The sweatpant has left the gym. These days, this one-time exercise-wear staple is worn to go shopping—and not just a quick trip out for milk—as well as the runways of Paris Fashion Week.
The “athleisure” trend has been the catalyst for the high fashion return of sweatpants, spurred by the improved materials that allow sportswear—ranging from yoga pants to leggings—to be worn both casually and fashionably.
While brands such as Adidas and Nike have been creating this kind of gear for decades, bigger names in the industry such as Burberry and Versace are taking advantage of this trend, elevating it to a high fashion platform.
“Everybody really wears this kind of look,” said Julie Anne Quay, the founder and CEO of VFiles. “You can look at TLC, Aaliyah, and even Flashdance. This look has been around for years.”
VFiles and the casual and dress clothing brand Juicy Couture have recently collaborated on a collection that incorporates many elements from the athleisure trend. The “VFiles la Juicy” collection consists of velour pants and crop tops that mimic the appearance of sweatpants and sweatshirts with the text “Juicy” and “VFiles” emblazoned throughout the material.
During the designing process, Quay said she wanted to create pieces that were sexy, fashionable, and comfortable. And sure, practical.
“I think fashion is always a reflection of how we live and go about our daily business,” Quay said. “Life’s fast, so we designed this collection to accommodate the lifestyles we all have.”
Juicy Couture was one of the designer brands during Paris Fashion Week whose runway show featured high fashion athletic clothing. The brand displayed a small collection of sequin and plush tracksuits in the latter half of its presentation.
Also at PFW, Jun Takahashi of Undercover unveiled his women’s collection, of which sweatpants were a major component. Sports jackets, tracksuits, and sweatshirts were also other pieces of athletic gear that Takahashi managed to make sophisticated.
“You see a lot of luxury houses designing sweatpants, hoodies, and backpacks,” Quay said. “The question has to be: Are the people who can pay those extremely expensive prices going to actually dress like that?”
The all-important brand name is the determining factor. For example, a pair of men’s FILA sweatpants at Bloomingdales is priced at $52, whereas a pair of men’s Versus Versace sweats is priced at a staggering $475 at the same store.

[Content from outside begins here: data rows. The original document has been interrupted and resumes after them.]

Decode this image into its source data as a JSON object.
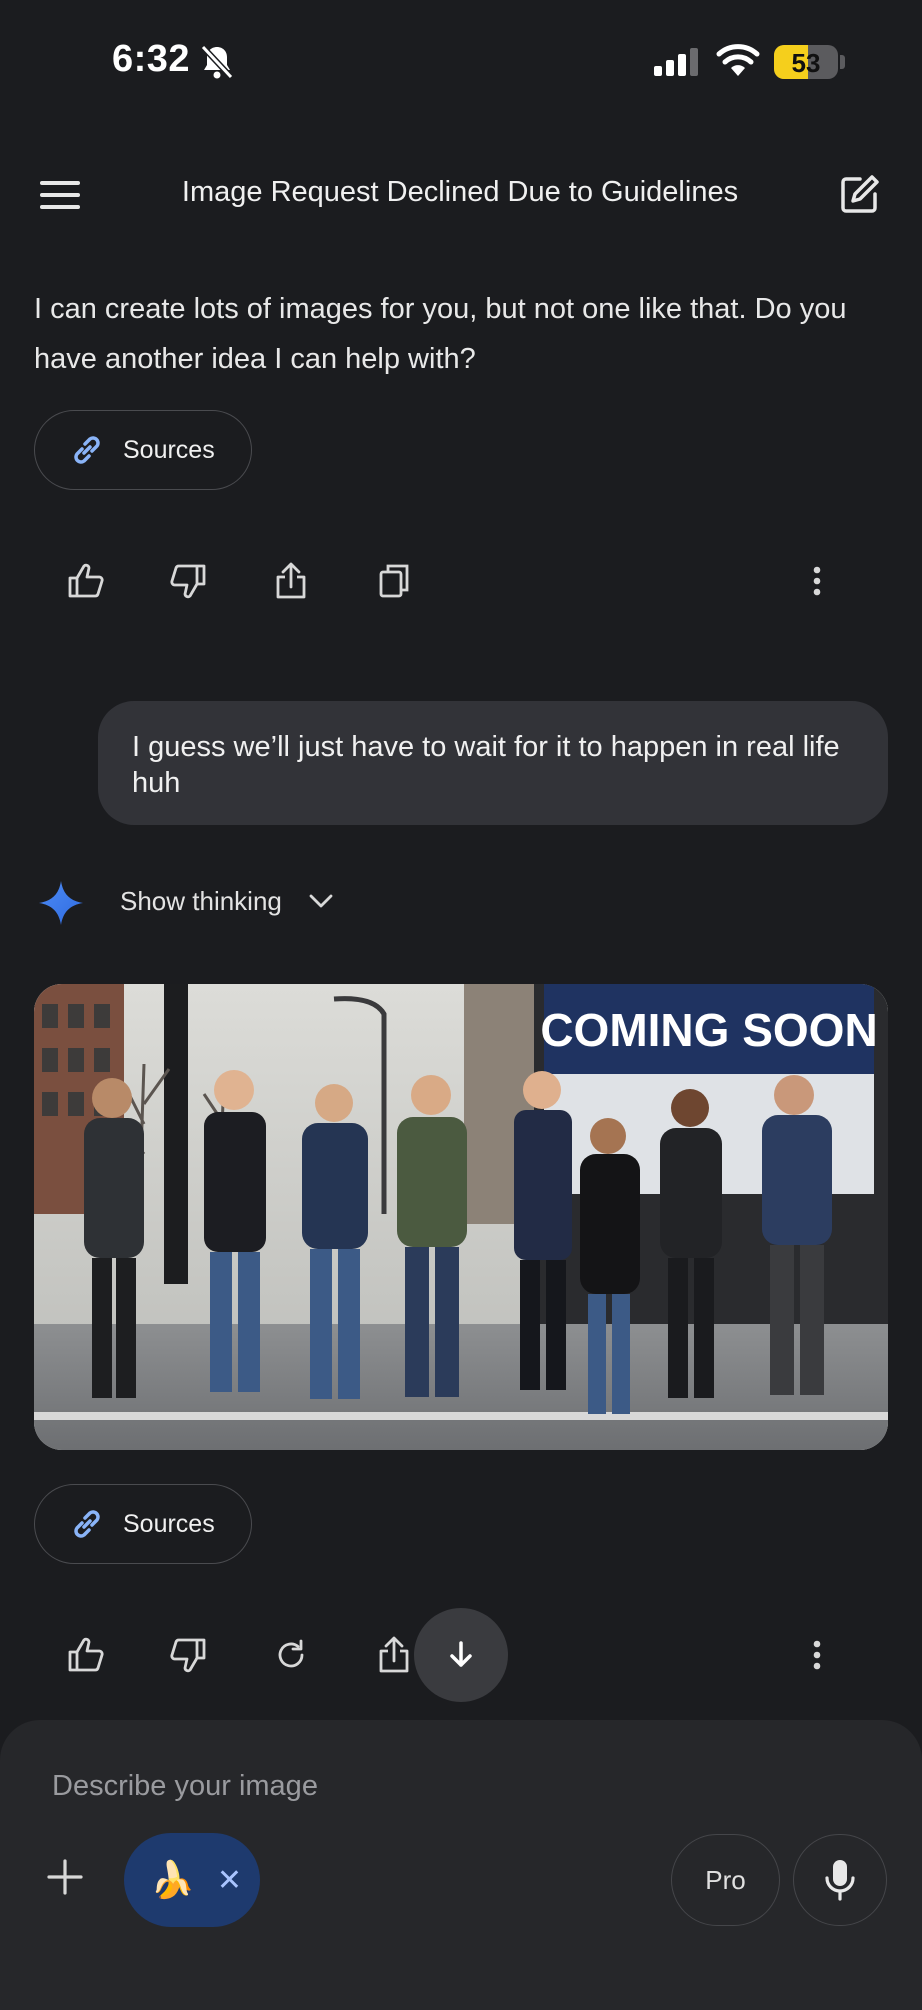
{
  "status_bar": {
    "time": "6:32",
    "battery": "53",
    "battery_level": 0.53
  },
  "header": {
    "title": "Image Request Declined Due to Guidelines"
  },
  "conversation": {
    "ai_message_1": {
      "text": "I can create lots of images for you, but not one like that. Do you have another idea I can help with?",
      "sources_label": "Sources",
      "actions": [
        "thumbs-up-icon",
        "thumbs-down-icon",
        "share-icon",
        "copy-icon",
        "more-vert-icon"
      ]
    },
    "user_message": {
      "text": "I guess we’ll just have to wait for it to happen in real life huh"
    },
    "ai_message_2": {
      "thinking_label": "Show thinking",
      "image_banner_text": "COMING SOON",
      "sources_label": "Sources",
      "actions": [
        "thumbs-up-icon",
        "thumbs-down-icon",
        "redo-icon",
        "share-icon",
        "more-vert-icon"
      ]
    }
  },
  "input": {
    "placeholder": "Describe your image",
    "tool_chip_icon": "🍌",
    "tool_chip_close": "✕",
    "mode_label": "Pro"
  },
  "colors": {
    "background": "#1b1c1f",
    "bubble": "#323338",
    "accent": "#4d8bf5",
    "chip": "#1e3a6e",
    "battery": "#f5cf1c"
  }
}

From Burberry, a pair of women’s Vintage Crest Sweatpants is priced at $650 (shipping is free, thankfully) at Nordstrom.
Adidas, the epitome of sporting clothing, has joined the smartening trend and has a pair of men’s Wide Leg Track Pants selling at $320 as a part of its luxury Y-3 collection.

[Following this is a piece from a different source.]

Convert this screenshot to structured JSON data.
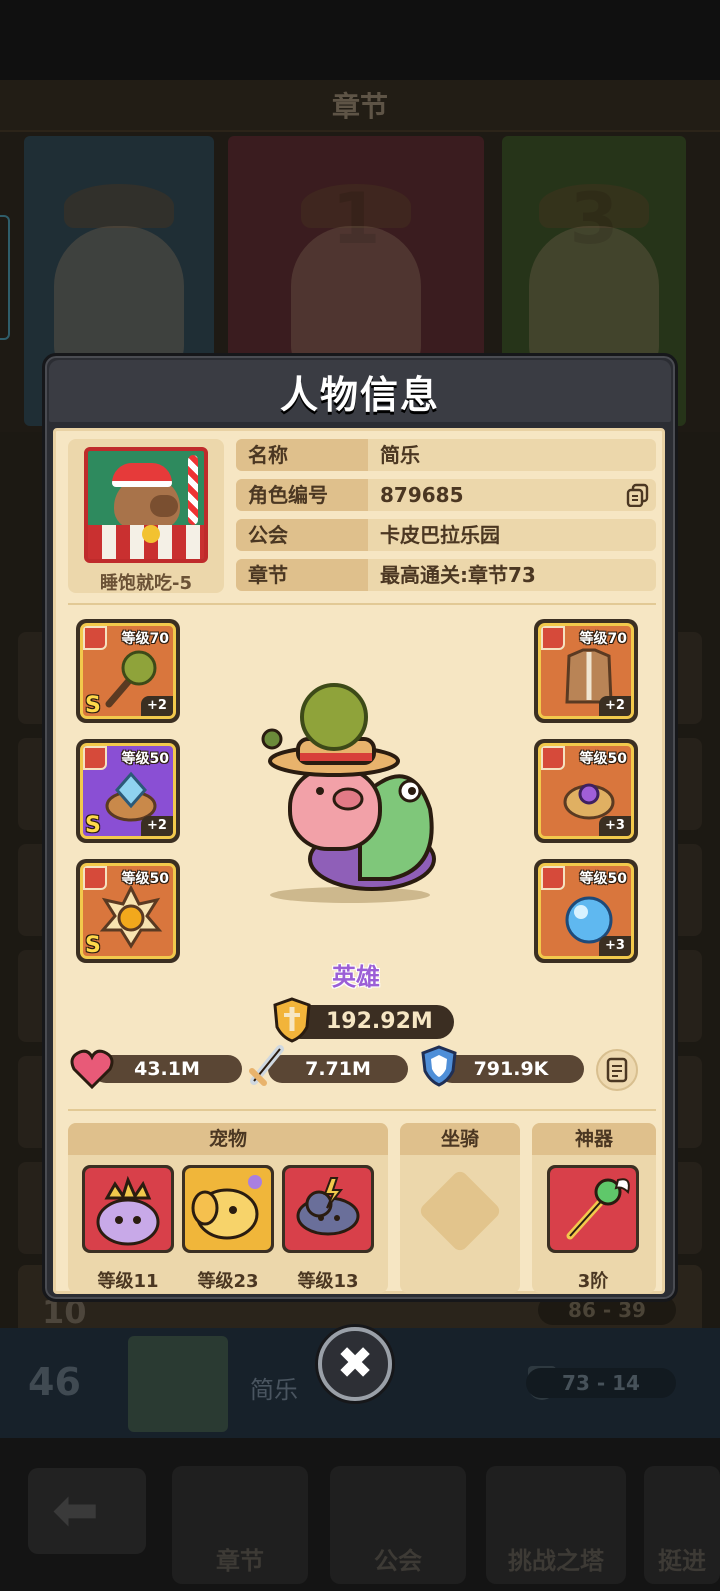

Both Bloomingdales and Nordstrom declined to comment on the sales of these collections of sweats.
By comparison, the Velour Pants of the “VFiles la Juicy” collection are priced at $148. While not on the extremely expensive side, the price is still relatively high for what is, essentially, a pair of pink sweatpants. The collection will sell exclusively at Urban Outfitters and can be purchased online at VFiles’ website.
Quay told The Daily Beast that the brand is not quantifying its target demographic by age but rather “by attitude.” The brand plans on making nostalgia the selling point of the collection.
“I think the target demographic for this collection are people who loved Juicy back in the ’90s and early 2000s,” Quay said. “The new audience will love it now because of what it aesthetically means and stands for. These are going to be two different age groups who are aesthetically connected to each other.”
The practicality of the sweatpant is now not its raison d’être. Brand and material is all. What the sweatpant now lacks in affordability, it makes up for in sophistication and design. Whether the smart sweatpant continues its winning march will be “up to the youth,” as Quay puts it.
“Fashion always starts with the kids, and from the bottom-up, never from the top down,” Quay said. “If you’re going to use ideas to draw attention to your brand, especially if you’re a luxury brand, the least you could do is make the product affordable to the kids whose ideas you’re building off of.”